**What the exercise asks:**
Going through the data below, please show each line containing the string "JSON".
☆ ☆ ☆ ☆ ☆
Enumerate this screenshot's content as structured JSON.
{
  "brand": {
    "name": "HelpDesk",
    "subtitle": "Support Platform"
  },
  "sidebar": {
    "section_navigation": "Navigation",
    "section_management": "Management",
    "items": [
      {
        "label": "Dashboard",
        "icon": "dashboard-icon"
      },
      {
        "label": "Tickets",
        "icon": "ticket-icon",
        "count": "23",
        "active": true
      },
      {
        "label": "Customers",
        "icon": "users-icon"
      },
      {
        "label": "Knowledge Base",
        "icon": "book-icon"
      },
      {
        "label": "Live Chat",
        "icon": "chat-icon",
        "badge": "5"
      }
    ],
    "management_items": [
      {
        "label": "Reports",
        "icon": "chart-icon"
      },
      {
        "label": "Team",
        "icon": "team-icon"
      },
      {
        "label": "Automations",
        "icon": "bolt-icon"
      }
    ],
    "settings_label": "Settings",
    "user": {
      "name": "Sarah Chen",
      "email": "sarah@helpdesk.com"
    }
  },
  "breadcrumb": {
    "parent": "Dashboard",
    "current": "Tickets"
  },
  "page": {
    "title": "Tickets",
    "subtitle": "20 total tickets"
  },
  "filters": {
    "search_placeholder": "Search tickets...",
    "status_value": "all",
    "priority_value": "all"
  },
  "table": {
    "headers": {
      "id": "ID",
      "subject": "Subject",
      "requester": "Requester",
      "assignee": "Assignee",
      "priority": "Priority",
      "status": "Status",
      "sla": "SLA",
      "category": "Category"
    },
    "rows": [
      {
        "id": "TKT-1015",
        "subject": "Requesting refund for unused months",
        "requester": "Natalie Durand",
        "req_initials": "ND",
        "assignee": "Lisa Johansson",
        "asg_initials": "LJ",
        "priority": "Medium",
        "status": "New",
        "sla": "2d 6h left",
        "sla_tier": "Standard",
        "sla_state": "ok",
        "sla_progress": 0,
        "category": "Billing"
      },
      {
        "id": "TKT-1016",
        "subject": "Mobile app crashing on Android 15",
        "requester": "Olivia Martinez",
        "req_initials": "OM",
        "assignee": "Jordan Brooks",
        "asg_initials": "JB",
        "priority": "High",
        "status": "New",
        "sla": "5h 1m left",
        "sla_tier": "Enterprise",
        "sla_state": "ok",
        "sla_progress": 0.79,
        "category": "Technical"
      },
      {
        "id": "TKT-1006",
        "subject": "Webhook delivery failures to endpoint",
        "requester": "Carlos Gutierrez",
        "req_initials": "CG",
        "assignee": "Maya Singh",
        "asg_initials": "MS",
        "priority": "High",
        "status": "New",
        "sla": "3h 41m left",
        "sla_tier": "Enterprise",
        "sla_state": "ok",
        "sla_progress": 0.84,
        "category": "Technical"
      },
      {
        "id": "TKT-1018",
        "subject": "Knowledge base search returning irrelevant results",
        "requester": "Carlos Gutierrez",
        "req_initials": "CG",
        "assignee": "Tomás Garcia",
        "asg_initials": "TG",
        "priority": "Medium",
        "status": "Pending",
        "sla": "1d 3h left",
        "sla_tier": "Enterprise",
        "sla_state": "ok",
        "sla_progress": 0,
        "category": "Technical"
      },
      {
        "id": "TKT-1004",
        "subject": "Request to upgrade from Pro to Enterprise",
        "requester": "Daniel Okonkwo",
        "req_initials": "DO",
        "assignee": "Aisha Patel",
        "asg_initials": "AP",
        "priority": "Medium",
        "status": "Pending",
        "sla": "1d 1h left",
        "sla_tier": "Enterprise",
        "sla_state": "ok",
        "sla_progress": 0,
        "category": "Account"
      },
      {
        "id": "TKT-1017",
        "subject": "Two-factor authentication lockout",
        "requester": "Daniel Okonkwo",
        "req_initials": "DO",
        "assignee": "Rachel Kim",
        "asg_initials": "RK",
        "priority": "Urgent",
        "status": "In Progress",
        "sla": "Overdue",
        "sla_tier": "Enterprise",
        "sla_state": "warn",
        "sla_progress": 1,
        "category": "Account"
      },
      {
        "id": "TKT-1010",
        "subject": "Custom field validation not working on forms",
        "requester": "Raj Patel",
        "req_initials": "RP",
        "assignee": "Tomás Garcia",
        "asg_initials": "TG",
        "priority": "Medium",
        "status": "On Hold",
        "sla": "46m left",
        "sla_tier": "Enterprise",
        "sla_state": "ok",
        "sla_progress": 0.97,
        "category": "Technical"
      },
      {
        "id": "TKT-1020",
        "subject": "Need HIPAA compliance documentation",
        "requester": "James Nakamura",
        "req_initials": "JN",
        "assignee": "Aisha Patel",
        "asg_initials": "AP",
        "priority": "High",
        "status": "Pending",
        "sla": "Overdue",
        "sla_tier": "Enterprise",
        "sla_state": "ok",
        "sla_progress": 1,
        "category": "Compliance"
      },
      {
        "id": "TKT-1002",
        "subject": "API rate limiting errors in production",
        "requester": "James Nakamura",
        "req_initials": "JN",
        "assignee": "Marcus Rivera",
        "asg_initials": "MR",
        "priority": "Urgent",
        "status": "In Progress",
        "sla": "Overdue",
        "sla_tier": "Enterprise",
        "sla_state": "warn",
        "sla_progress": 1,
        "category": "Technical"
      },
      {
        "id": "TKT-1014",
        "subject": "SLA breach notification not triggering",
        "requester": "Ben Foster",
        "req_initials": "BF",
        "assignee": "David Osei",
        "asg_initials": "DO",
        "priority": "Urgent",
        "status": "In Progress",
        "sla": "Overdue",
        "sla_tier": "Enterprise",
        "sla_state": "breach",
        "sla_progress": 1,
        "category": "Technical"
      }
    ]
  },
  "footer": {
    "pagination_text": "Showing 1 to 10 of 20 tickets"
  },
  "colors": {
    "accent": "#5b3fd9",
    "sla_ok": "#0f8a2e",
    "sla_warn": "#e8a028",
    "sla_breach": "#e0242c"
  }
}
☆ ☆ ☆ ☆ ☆
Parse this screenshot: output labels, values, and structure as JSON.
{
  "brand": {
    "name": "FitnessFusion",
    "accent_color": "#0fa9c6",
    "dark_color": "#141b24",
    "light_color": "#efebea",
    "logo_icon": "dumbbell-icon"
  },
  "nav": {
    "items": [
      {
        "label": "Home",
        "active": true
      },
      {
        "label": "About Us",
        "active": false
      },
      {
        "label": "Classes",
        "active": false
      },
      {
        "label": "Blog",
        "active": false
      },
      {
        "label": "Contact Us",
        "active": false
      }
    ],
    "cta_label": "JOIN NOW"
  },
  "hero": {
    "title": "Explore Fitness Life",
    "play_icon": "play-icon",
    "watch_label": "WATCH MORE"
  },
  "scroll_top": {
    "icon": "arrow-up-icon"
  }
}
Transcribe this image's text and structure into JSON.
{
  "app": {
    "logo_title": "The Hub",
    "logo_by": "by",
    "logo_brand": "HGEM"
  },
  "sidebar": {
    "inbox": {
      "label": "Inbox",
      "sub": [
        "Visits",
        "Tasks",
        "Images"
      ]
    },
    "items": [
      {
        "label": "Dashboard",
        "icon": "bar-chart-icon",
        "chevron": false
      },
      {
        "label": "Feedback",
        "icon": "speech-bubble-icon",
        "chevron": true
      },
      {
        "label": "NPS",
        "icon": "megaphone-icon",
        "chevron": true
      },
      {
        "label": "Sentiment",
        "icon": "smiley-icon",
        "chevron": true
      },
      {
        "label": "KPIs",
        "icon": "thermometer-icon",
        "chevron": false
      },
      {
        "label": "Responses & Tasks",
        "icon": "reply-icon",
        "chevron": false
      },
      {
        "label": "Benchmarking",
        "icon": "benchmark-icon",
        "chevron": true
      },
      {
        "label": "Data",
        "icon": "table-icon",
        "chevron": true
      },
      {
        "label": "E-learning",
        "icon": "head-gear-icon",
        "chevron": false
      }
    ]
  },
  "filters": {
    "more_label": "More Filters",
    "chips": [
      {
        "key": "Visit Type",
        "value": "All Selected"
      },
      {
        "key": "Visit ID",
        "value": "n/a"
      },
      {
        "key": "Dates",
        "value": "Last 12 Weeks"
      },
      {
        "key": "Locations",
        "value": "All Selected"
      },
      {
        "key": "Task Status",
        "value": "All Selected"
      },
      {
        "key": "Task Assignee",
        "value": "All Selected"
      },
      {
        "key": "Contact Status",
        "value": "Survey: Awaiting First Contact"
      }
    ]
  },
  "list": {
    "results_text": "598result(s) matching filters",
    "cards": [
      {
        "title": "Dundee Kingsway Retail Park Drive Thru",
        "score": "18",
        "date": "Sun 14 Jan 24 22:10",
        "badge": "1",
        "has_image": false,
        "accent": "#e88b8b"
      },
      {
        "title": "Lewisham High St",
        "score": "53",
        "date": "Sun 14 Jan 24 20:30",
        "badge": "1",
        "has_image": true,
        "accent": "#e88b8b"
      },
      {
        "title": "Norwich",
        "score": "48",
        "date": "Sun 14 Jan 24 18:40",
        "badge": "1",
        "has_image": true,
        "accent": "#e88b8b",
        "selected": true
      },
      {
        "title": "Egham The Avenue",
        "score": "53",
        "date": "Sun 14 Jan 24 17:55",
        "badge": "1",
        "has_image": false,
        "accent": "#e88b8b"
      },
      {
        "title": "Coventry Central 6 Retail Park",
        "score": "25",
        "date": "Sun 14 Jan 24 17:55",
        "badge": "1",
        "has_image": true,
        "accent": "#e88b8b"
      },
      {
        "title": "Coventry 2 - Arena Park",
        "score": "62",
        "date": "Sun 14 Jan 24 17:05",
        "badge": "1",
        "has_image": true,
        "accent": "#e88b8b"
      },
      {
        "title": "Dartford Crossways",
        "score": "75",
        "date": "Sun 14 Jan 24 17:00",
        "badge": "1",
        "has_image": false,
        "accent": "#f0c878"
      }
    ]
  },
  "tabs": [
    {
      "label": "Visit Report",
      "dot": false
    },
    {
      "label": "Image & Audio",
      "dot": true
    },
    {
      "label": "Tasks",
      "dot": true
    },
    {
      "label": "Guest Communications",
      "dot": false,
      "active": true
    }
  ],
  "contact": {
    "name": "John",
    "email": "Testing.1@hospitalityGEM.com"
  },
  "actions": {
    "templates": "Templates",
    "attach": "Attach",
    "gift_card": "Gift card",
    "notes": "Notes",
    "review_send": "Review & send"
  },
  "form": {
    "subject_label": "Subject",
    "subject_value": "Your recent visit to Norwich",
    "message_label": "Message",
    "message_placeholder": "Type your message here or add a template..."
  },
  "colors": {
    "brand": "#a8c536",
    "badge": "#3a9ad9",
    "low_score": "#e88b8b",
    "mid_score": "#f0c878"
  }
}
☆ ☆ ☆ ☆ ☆
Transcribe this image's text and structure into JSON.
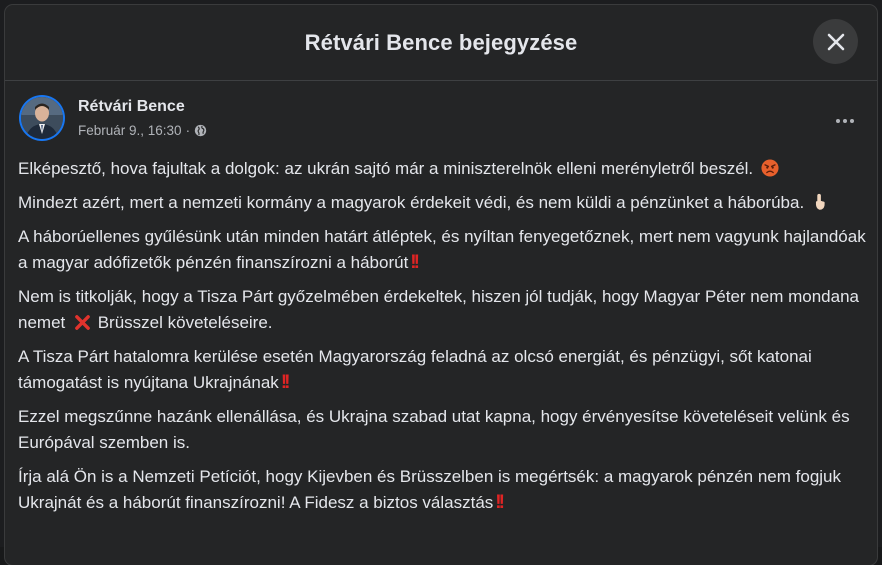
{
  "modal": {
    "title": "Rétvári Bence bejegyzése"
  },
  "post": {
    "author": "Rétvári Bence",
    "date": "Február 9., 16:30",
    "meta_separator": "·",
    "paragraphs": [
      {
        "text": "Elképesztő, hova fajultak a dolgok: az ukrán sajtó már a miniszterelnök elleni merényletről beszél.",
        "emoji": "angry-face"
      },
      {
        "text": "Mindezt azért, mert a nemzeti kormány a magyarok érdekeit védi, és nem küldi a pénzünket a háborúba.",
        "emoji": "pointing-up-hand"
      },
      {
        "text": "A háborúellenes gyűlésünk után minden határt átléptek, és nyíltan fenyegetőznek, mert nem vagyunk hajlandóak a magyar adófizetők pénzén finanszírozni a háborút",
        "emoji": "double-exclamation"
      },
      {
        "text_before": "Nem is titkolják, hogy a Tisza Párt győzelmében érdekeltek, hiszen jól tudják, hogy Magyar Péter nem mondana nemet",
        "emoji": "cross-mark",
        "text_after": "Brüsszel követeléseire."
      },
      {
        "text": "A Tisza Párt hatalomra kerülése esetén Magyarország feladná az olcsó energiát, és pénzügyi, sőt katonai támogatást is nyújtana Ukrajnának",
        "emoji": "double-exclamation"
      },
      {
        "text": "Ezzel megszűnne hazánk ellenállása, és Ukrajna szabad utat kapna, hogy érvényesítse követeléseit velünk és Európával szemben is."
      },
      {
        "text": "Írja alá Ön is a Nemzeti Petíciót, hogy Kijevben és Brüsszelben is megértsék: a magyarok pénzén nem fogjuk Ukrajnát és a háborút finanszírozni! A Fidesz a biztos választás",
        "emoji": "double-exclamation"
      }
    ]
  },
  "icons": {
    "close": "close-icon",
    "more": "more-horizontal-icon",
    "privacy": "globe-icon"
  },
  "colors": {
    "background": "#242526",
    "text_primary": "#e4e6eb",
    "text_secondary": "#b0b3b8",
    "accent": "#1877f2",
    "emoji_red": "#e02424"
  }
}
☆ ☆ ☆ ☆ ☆
**Reply:**
Enumerate this screenshot's content as structured JSON.
Parse this screenshot: output labels, values, and structure as JSON.
Transcribe this image's text and structure into JSON.
Transcribe this image's text and structure into JSON.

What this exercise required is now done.